(Website and app data records)
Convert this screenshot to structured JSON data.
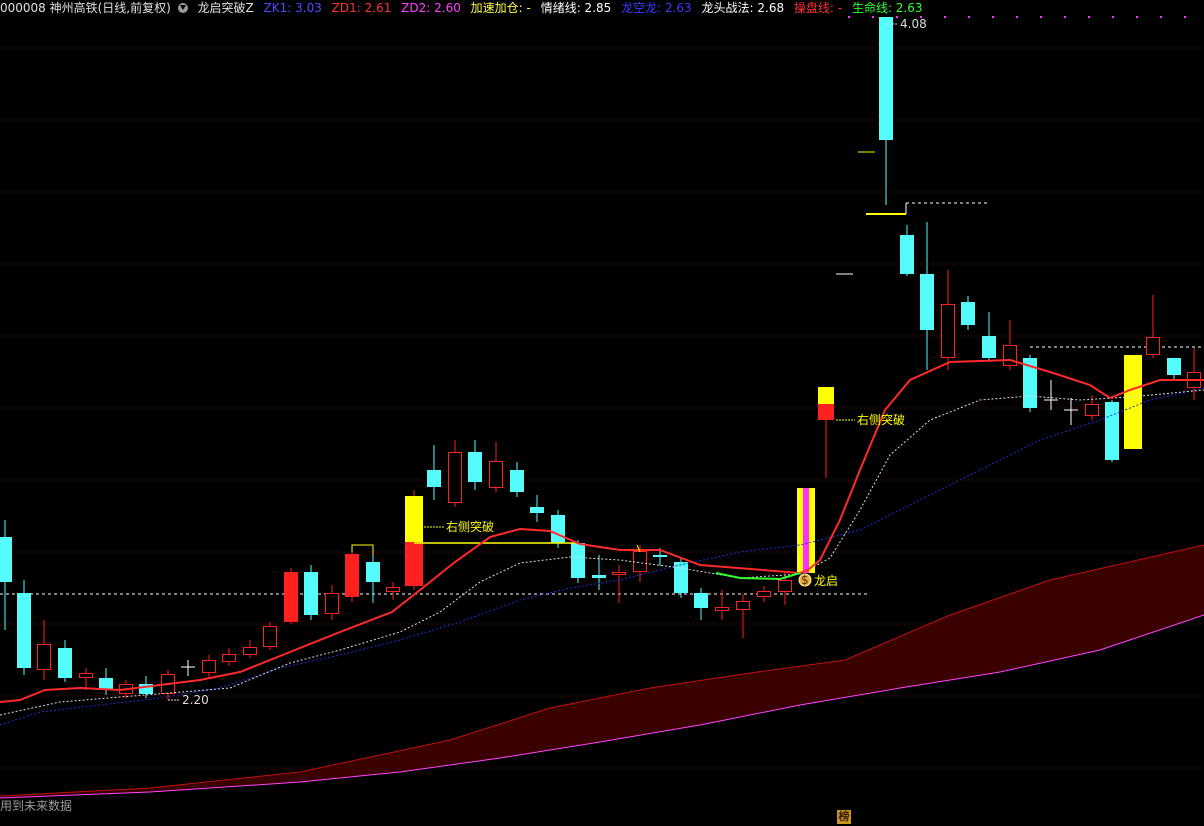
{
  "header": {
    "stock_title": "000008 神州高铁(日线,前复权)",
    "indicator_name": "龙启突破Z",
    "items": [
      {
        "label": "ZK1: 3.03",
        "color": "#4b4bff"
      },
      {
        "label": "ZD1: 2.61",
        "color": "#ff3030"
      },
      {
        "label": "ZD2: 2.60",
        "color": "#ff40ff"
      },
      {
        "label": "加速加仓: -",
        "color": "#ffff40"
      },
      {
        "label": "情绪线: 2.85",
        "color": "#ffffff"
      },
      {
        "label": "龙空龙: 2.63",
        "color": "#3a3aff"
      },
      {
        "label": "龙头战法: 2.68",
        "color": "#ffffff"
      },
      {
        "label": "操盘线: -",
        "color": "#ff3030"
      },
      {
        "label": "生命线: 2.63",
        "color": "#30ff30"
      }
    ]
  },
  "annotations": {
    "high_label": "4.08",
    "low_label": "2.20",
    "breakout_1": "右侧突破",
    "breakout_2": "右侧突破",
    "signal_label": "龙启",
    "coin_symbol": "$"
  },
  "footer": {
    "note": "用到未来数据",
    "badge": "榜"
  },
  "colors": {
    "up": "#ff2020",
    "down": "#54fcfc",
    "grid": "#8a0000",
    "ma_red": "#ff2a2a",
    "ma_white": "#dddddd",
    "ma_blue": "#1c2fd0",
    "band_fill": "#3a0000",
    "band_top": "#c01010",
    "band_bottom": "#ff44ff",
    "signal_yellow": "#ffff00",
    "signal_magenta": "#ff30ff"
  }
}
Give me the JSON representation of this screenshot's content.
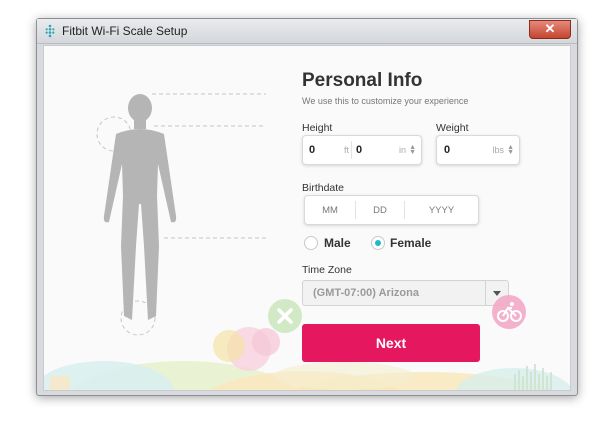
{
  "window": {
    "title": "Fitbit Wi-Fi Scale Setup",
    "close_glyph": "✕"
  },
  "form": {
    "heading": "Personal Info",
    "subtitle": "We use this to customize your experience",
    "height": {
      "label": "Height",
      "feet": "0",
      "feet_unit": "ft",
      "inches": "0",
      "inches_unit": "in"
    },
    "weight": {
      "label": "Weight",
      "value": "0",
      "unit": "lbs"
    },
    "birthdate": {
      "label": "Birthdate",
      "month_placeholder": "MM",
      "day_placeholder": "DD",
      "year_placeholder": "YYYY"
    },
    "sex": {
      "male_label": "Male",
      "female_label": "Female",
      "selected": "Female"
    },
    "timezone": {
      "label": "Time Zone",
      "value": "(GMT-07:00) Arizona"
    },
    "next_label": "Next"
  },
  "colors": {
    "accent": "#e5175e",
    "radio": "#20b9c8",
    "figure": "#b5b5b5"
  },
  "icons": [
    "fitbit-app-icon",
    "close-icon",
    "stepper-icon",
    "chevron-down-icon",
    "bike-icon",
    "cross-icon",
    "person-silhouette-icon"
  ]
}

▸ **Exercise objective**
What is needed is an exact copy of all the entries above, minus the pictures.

▸ **Result below**
Convert this screenshot to structured JSON data.
{
  "header": {
    "stock_title": "000008 神州高铁(日线,前复权)",
    "indicator_name": "龙启突破Z",
    "items": [
      {
        "label": "ZK1: 3.03",
        "color": "#4b4bff"
      },
      {
        "label": "ZD1: 2.61",
        "color": "#ff3030"
      },
      {
        "label": "ZD2: 2.60",
        "color": "#ff40ff"
      },
      {
        "label": "加速加仓: -",
        "color": "#ffff40"
      },
      {
        "label": "情绪线: 2.85",
        "color": "#ffffff"
      },
      {
        "label": "龙空龙: 2.63",
        "color": "#3a3aff"
      },
      {
        "label": "龙头战法: 2.68",
        "color": "#ffffff"
      },
      {
        "label": "操盘线: -",
        "color": "#ff3030"
      },
      {
        "label": "生命线: 2.63",
        "color": "#30ff30"
      }
    ]
  },
  "annotations": {
    "high_label": "4.08",
    "low_label": "2.20",
    "breakout_1": "右侧突破",
    "breakout_2": "右侧突破",
    "signal_label": "龙启",
    "coin_symbol": "$"
  },
  "footer": {
    "note": "用到未来数据",
    "badge": "榜"
  },
  "colors": {
    "up": "#ff2020",
    "down": "#54fcfc",
    "grid": "#8a0000",
    "ma_red": "#ff2a2a",
    "ma_white": "#dddddd",
    "ma_blue": "#1c2fd0",
    "band_fill": "#3a0000",
    "band_top": "#c01010",
    "band_bottom": "#ff44ff",
    "signal_yellow": "#ffff00",
    "signal_magenta": "#ff30ff"
  }
}
Give me the JSON representation of this screenshot's content.
{
  "window": {
    "title": "Fitbit Wi-Fi Scale Setup",
    "close_glyph": "✕"
  },
  "form": {
    "heading": "Personal Info",
    "subtitle": "We use this to customize your experience",
    "height": {
      "label": "Height",
      "feet": "0",
      "feet_unit": "ft",
      "inches": "0",
      "inches_unit": "in"
    },
    "weight": {
      "label": "Weight",
      "value": "0",
      "unit": "lbs"
    },
    "birthdate": {
      "label": "Birthdate",
      "month_placeholder": "MM",
      "day_placeholder": "DD",
      "year_placeholder": "YYYY"
    },
    "sex": {
      "male_label": "Male",
      "female_label": "Female",
      "selected": "Female"
    },
    "timezone": {
      "label": "Time Zone",
      "value": "(GMT-07:00) Arizona"
    },
    "next_label": "Next"
  },
  "colors": {
    "accent": "#e5175e",
    "radio": "#20b9c8",
    "figure": "#b5b5b5"
  },
  "icons": [
    "fitbit-app-icon",
    "close-icon",
    "stepper-icon",
    "chevron-down-icon",
    "bike-icon",
    "cross-icon",
    "person-silhouette-icon"
  ]
}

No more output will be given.